A colleague and I set out to find an answer, and we now have a verifiable and research-based answer to this question.
Over the past several years, we have required our paramedic students to take the Health Occupations Basic Entrance Test (HOBET) during an incoming class orientation. This is an examination given by a private corporation that scores many parameters, such as math skills which are subscored for whole number operations, fractions, decimals, proportions reading scores, reading speed, study skills, learning styles, self disclosed stress levels and social interaction scores (passive or aggressive).
From the Educational Resources Inc. Web site
Emphasis: The HOBET evaluates seven areas that are essential for academic success and includes the Individual Student Summary Reports along with a Composite Group Report.
It measures an individual's ability in mathematics and science reading comprehension and also provides assessment of counseling areas to draw a total picture of the individual.
The HOBET will not only identify weaknesses in processing skills, which are necessary for success in college, but the test will enable each student to correct their weaknesses prior to entering school. The group and individual diagnostic report generated by the HOBET will compare each student and group with national norming on:

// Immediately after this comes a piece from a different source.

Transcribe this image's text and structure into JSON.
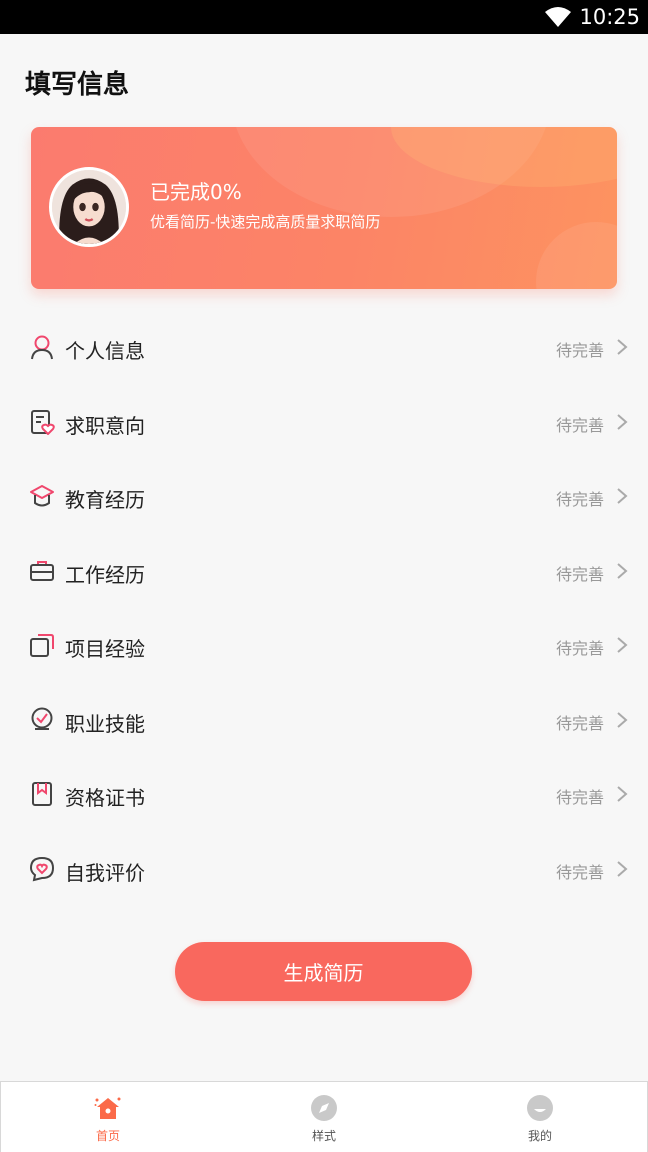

At the end of the program, our students take the New York State Paramedic examination. In addition our students are required to take the NREMT credentialing exams. I have HOBET scores on our students as well as their corresponding NREMT written scores.
We looked at the records of 60 students' HOBET exam specifically math scores, reading scores, stress scores and social interaction scores. We also listed the particular student s NREMT written score. We then used a regression analysis to determine which of the above factors had the most predictive value on the NREMT written examination.
We found that the regression analysis indicated that reading scores were the most important attribute for students to possess for success on the NREMT written exam.
In my next column, I will publish the details of that study and some very interesting findings that we found as well.